1. Gold Has Been A Consistent Performer Over The Decade
While the precious metal did not shoot the lights out in 2012, gold’s bull rally goes on. It ended the year up 7%, making it a phenomenal 12th year in a row that gold rose in value. In a special gold bar version of the
Periodic Table below, you can easily see gold’s rotation among the commodities from year to year.
What’s fascinating is the three-year rising pattern relative to other commodities that emerges when you focus on the bars. Over the past 10 years, gold has risen in position compared with the others for three years in a row, then fallen in relative position in the fourth year before repeating the cycle. Will it follow the same pattern and be in the top half of the Periodic Table in 2013?
2. Gold Should Remain A Hot Commodity In 2013
Considering the global easing cycle and the continuous running of monetary printing presses, I believe the Fear Trade will continue to be a driver of gold over the next several months. Take a look at the projected rise in the balance sheets as a percent of GDP from the European Central Bank, the Bank of Japan, the Federal Reserve and the Bank of England over 2013. The ECB is estimated to have a balance sheet that is nearly 50% of its
GDP by the end of the year. The Bank of Japan is right behind the ECB, with its balance sheet projected to be nearly 35% of GDP. As Mike Shedlock of Mish’s Global Economic Trend Analysis said, “The race is on to see which central bank can load up its balance sheet with the most garbage the fastest.”
My friend Ian McAvity also summed it up well in his Deliberations on World Markets: “Gauging from the panicky actions of the major central banks, I would still prefer to own gold than their paper.” With the monetary printing presses warm and real interest rates in the red, gold will likely glimmer for another year.
3. Gold Is The Least Volatile Commodity On The Table
Given the fact that every gold move is analyzed and dissected by the media, it may surprise you that this precious metal was actually the least volatile of the 14 commodities. Its rolling 12-month standard deviation (sigma) over the past 10 years has been 14%, compared to the most volatile commodity, (nickel), which has a rolling 12-month sigma of nearly 60%.
Here’s another way to look at the surprisingly low volatility of gold. Take a look at the frequency of 10% moves up or down over any 20 trading days. The metal is only slightly more volatile than the S&P 500. Gold companies, crude oil and the MSCI Emerging Markets Index have all experienced more up-and-down moves than gold.
Whereas card counting at a blackjack table can get you booted from casinos and barred for life, as an investor you are allowed to take full advantage of counting the 10% moves.
Over 2013, you can count on gold moving in either direction, so even if the metal experiences extreme volatility to the downside, regardless of what the headlines report, Investor Alert readers know that any dip in price offers potential buying opportunities. Keep in mind, though, that it’s prudent to invest only 5% to 10% of your total portfolio in gold and gold stocks.

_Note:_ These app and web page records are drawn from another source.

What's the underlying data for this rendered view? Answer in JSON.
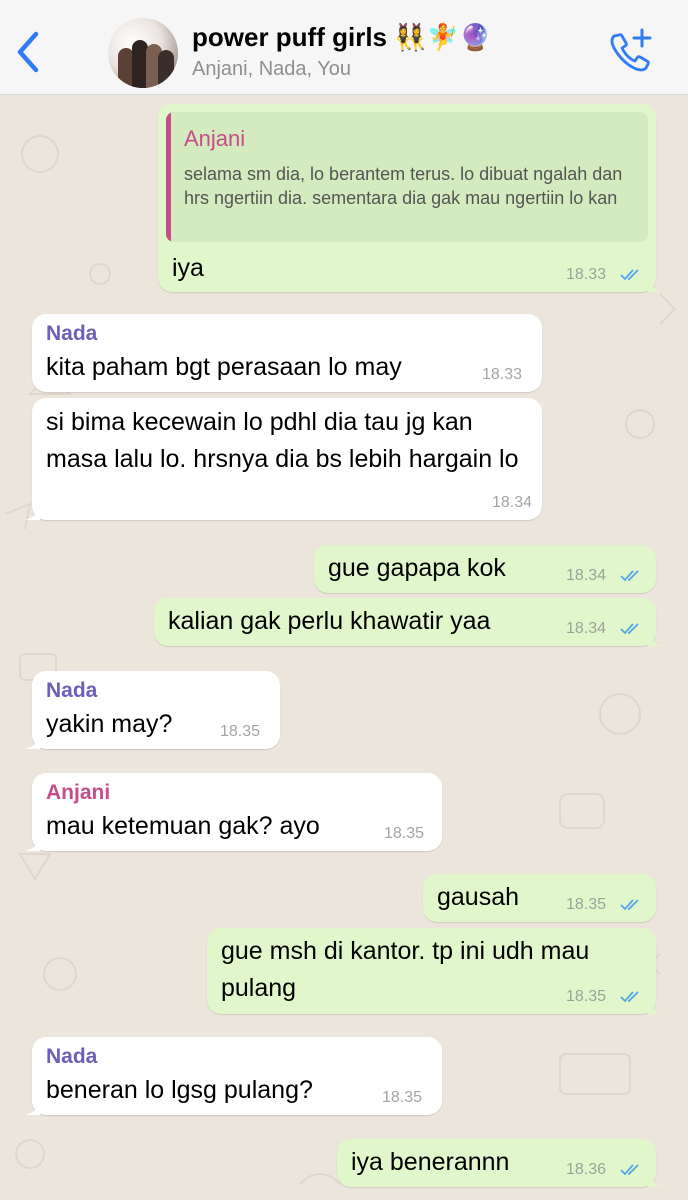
{
  "header": {
    "title": "power puff girls 👯‍♀️🧚🔮",
    "subtitle": "Anjani, Nada, You",
    "back_icon": "chevron-left-icon",
    "call_icon": "add-call-icon"
  },
  "colors": {
    "outgoing_bubble": "#e1f7cb",
    "incoming_bubble": "#ffffff",
    "nada_name": "#6c5fb7",
    "anjani_name": "#c84b8a",
    "read_ticks": "#53a6e8",
    "accent": "#2f7cf6"
  },
  "messages": [
    {
      "direction": "out",
      "quote": {
        "sender": "Anjani",
        "text": "selama sm dia, lo berantem terus. lo dibuat ngalah dan hrs ngertiin dia. sementara dia gak mau ngertiin lo kan"
      },
      "text": "iya",
      "time": "18.33",
      "status": "read"
    },
    {
      "direction": "in",
      "sender": "Nada",
      "text": "kita paham bgt perasaan lo may",
      "time": "18.33"
    },
    {
      "direction": "in",
      "text": "si bima kecewain lo pdhl dia tau jg kan masa lalu lo. hrsnya dia bs lebih hargain lo",
      "time": "18.34"
    },
    {
      "direction": "out",
      "text": "gue gapapa kok",
      "time": "18.34",
      "status": "read"
    },
    {
      "direction": "out",
      "text": "kalian gak perlu khawatir yaa",
      "time": "18.34",
      "status": "read"
    },
    {
      "direction": "in",
      "sender": "Nada",
      "text": "yakin may?",
      "time": "18.35"
    },
    {
      "direction": "in",
      "sender": "Anjani",
      "text": "mau ketemuan gak? ayo",
      "time": "18.35"
    },
    {
      "direction": "out",
      "text": "gausah",
      "time": "18.35",
      "status": "read"
    },
    {
      "direction": "out",
      "text": "gue msh di kantor. tp ini udh mau pulang",
      "time": "18.35",
      "status": "read"
    },
    {
      "direction": "in",
      "sender": "Nada",
      "text": "beneran lo lgsg pulang?",
      "time": "18.35"
    },
    {
      "direction": "out",
      "text": "iya benerannn",
      "time": "18.36",
      "status": "read"
    }
  ]
}
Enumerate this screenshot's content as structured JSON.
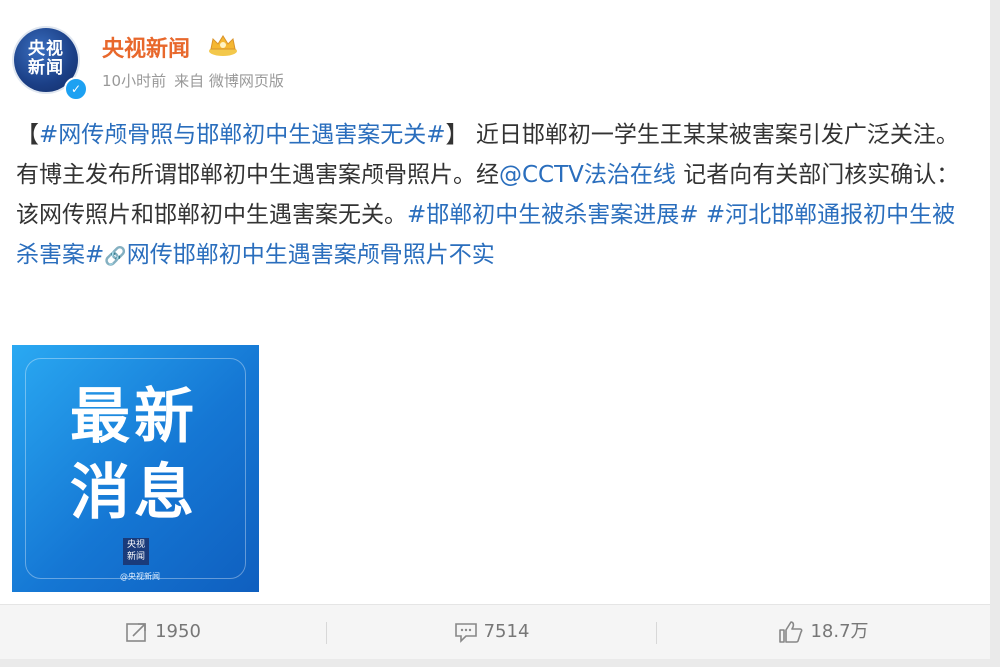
{
  "author": {
    "avatar_text_line1": "央视",
    "avatar_text_line2": "新闻",
    "name": "央视新闻",
    "time": "10小时前",
    "source": "来自 微博网页版"
  },
  "post": {
    "bracket_open": "【",
    "title_tag": "#网传颅骨照与邯郸初中生遇害案无关#",
    "bracket_close": "】",
    "text1": "近日邯郸初一学生王某某被害案引发广泛关注。有博主发布所谓邯郸初中生遇害案颅骨照片。经",
    "mention": "@CCTV法治在线",
    "text2": " 记者向有关部门核实确认：该网传照片和邯郸初中生遇害案无关。",
    "tag2": "#邯郸初中生被杀害案进展#",
    "tag3": " #河北邯郸通报初中生被杀害案#",
    "link_icon": "link-icon",
    "link_text": "网传邯郸初中生遇害案颅骨照片不实"
  },
  "image": {
    "line1": "最新",
    "line2": "消息",
    "mini_logo_line1": "央视",
    "mini_logo_line2": "新闻",
    "credit": "@央视新闻"
  },
  "actions": {
    "repost_count": "1950",
    "comment_count": "7514",
    "like_count": "18.7万"
  },
  "colors": {
    "username": "#e8682c",
    "link": "#2a6ebd",
    "verified": "#1da1f2"
  }
}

4. The Last 4 Years Were Better Than You Thought
Recently, I showed how the S&P 500 Index and gold bullion significantly outperformed the iShares Core Total US Bond ETF. Many investors asked about gold stock performance. As you can see below, the NYSE Arca Gold BUGS Index (HUI) experienced quite a gain, increasing more than 50% on a cumulative basis since the beginning of 2009. Both considerably outperformed the bond investment.
By Frank Holmes, Guest Writer – Money Morning